The drive over was an hour and a half. A little long, but it was interesting. We passed through some pretty desert terrain and also some orchards. Pecan and something else, apple maybe. (It amazes me at the vast array of food that they grow down there! Cotton and alfalfa, too.)
We finally reached the Historic Site, only it was just a dirt road with a gravel parking area. Off to the side was a sign pointing to a trail through the wilderness that would take you to the Fort. For real? Oh boy... This trail was just over 3 miles and it being in the desert, I wasn't so sure about it (giant spider phobia, remember?). I didn't have much time to contemplate things...Dan started off with the kids all following, so I fell in with them.
The trail starts off going steeply down hill into a sandy wash with trees around and overhead closing off the path behind you. It was pretty down there and the path was wide enough that you would see any creepy crawlies sneaking up on you ;). I relaxed about the bugs and focused on being with the family and enjoying the hike.
One of the first things we came to was on old miner's cabin. At one time gold was discovered in the area, so of course there were those that spent their lives looking for it.
Not much left of it...
We came up out of the wash and trees into a more open area amidst the mountains (or hills, they were only about 5000'). Here we came upon signs that told of the Butterfield Stage that went through this pass (Apache Pass) in 1858. This stage carried mail from St. Louis to San Francisco and went through Apache Pass because of the spring that's there (Apache Spring). The ruins of the old stage station were there to outline what used to be. The doorways and fireplaces were easy to distinquish. So interesting...
The tracks of the old stage route were clearly visible. Now that was super cool to see...

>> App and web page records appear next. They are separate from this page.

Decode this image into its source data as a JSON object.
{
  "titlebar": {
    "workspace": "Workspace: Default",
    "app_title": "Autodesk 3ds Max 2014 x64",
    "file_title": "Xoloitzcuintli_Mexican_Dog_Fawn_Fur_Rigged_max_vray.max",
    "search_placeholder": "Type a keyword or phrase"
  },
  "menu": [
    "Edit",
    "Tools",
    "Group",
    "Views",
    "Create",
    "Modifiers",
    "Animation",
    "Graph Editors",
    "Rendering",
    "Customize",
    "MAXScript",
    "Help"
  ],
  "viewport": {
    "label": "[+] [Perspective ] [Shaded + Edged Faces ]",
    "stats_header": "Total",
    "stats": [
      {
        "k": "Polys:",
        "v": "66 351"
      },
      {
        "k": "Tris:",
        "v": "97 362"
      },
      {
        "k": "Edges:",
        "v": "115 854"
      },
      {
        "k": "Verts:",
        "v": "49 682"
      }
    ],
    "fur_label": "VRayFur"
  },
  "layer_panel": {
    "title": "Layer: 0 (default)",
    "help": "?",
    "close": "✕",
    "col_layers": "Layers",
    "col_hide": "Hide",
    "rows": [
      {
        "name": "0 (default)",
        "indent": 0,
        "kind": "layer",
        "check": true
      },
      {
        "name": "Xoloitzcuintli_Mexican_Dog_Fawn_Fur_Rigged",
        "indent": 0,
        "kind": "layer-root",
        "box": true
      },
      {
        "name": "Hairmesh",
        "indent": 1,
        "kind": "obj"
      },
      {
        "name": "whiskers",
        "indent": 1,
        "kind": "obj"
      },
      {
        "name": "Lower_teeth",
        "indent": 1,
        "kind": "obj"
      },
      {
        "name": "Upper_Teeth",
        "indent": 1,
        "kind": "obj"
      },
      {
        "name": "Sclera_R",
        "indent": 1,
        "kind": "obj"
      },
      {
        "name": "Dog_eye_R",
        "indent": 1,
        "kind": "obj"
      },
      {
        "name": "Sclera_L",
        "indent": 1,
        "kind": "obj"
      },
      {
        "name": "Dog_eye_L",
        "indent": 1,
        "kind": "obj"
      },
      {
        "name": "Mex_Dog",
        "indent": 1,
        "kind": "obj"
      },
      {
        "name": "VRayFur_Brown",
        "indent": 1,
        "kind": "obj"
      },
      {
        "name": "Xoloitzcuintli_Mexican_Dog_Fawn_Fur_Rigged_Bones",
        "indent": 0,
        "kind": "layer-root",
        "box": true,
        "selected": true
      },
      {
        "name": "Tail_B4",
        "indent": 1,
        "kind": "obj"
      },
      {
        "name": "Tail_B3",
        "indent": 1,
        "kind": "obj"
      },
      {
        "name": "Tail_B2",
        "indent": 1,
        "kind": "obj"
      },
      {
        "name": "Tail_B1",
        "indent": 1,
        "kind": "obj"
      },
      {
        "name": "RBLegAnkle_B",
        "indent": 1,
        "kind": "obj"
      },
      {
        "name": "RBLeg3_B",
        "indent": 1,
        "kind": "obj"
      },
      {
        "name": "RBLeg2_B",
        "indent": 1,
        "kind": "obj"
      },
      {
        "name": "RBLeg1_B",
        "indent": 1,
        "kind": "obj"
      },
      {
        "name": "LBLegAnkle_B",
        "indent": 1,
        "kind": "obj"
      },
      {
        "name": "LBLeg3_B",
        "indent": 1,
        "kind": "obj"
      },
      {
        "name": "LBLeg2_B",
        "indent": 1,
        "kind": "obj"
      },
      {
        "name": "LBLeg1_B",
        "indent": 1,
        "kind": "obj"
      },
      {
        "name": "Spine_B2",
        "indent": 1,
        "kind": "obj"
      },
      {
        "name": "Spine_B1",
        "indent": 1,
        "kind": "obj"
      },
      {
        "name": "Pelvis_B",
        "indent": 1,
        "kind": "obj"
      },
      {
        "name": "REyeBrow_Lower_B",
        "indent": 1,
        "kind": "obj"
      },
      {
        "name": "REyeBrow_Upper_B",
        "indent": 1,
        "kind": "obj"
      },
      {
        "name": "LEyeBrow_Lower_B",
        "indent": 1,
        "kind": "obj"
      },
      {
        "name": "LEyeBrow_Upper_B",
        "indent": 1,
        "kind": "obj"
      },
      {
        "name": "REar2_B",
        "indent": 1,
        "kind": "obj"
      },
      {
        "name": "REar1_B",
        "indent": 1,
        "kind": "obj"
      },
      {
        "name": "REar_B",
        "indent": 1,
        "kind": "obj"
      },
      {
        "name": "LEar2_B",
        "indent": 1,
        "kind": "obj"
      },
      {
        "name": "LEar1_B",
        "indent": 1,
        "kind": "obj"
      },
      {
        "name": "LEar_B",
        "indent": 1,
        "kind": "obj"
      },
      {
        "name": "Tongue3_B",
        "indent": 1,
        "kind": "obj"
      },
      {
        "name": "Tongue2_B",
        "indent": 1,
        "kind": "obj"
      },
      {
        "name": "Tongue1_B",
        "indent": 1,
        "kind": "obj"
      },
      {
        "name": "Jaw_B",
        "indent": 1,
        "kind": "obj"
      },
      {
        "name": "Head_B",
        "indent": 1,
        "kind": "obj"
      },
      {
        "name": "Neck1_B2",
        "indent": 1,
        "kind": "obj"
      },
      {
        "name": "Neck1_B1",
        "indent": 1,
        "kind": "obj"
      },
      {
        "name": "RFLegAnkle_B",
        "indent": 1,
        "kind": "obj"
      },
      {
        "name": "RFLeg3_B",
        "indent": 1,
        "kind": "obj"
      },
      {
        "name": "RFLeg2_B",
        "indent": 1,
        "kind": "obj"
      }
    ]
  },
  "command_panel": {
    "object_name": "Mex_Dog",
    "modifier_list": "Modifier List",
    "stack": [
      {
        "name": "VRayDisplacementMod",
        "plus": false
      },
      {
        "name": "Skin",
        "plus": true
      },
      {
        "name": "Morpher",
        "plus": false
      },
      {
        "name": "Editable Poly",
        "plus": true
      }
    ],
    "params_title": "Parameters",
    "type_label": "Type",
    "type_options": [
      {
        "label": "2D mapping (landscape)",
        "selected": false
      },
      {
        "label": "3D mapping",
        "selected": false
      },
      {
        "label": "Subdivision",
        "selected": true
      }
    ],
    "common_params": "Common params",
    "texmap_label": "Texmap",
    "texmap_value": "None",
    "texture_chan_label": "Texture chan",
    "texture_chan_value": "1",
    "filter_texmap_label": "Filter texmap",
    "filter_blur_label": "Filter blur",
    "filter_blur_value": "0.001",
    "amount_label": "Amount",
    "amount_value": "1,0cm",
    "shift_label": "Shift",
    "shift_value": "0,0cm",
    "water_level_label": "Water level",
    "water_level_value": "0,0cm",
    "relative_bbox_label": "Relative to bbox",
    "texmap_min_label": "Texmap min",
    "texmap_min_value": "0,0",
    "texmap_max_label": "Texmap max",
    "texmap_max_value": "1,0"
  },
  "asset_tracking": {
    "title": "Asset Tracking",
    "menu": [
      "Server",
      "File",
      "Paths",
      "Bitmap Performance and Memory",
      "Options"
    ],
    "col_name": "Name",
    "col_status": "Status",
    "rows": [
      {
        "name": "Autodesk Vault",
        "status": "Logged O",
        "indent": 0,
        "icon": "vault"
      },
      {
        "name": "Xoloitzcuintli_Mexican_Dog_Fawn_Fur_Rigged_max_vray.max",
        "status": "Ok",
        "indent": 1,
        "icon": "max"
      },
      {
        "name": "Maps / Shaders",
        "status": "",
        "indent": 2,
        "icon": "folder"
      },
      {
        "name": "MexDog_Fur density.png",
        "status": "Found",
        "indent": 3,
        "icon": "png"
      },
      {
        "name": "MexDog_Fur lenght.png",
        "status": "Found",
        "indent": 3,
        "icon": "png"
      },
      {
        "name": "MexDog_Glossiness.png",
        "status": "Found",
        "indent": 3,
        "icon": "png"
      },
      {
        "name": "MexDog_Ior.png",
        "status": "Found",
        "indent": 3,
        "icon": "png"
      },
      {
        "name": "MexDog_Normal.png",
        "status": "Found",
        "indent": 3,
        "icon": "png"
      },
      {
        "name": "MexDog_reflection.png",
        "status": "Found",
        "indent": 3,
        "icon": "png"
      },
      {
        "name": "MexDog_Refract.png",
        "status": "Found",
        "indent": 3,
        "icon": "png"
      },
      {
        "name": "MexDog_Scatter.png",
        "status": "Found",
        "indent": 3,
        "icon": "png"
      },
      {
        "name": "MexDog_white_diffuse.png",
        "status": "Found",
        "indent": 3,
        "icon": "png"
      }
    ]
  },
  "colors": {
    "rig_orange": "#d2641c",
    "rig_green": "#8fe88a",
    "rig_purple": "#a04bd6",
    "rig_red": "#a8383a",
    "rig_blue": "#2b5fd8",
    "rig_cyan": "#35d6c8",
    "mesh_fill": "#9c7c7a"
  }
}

After passing an old cemetery, the trail once again enters into trees and begins to climb. It is in these trees that we came to Apache Spring. It is an oasis of sorts, a clear flowing stream that emerges from moss covered rock...all canopied by thick trees. So different from the surrounding desert! It is easy to see why it was important to so many.
As you can guess by the names of the pass and spring, this was Indian territory. Big time. With the water from the spring a necessity for anyone in the area, fights were imminent. This led to the establishment of Fort Bowie in 1862. There were some tough men in the area, Cochise and Geronimo were just two of them that the soldiers were up against.
The trail exited the trees and continued to climb toward the ruins of the Fort. There were many side trails with things to see and explore. We saw a Wikiup (replica) and various ruins that related to the Fort. There were signs at each place that gave details.
|looking back at how far we had come|
|looking ahead at how far we still had to go|
Finally, at the crest of the hill, we came to the site of Fort Bowie. It was quite the trek to get there, lots of uphill...but not overly strenuous. There is a wonderful Ranger Station up there that houses essentially a small museum. There were various artifacts from the fort, pictures from that time, and detailed recounts of the happenings.
For more than 30 years this was an active Fort. It was eventually abandoned in 1894. What is left today is just a mere shadow of what was built 150 years ago.
We were just in time for the kids to do their Jr. Ranger books there and receive badges. The Rangers were locking the doors minutes after we finished :). We hung around until the sun set and started off back down the trail hoping to make it to our car before dark.
This is funny...we had just been in the Ranger Station reading about all of the wildlife in the area. They had pictures that were taken at Apache Spring of many different animals. Bears, mountain lions, and something called a coatimundi (which eat tarantula, by the way--I knew they were there!). Everyone knows that dusk is the best time to see wildlife out and about and here we were heading past Apache Spring at dusk. Nobody said anything about being scared, but apparently it was on their minds. We all heard a noise in the bushes and after a quick "what was that?!", we had some speed walking kiddos :). Hehehe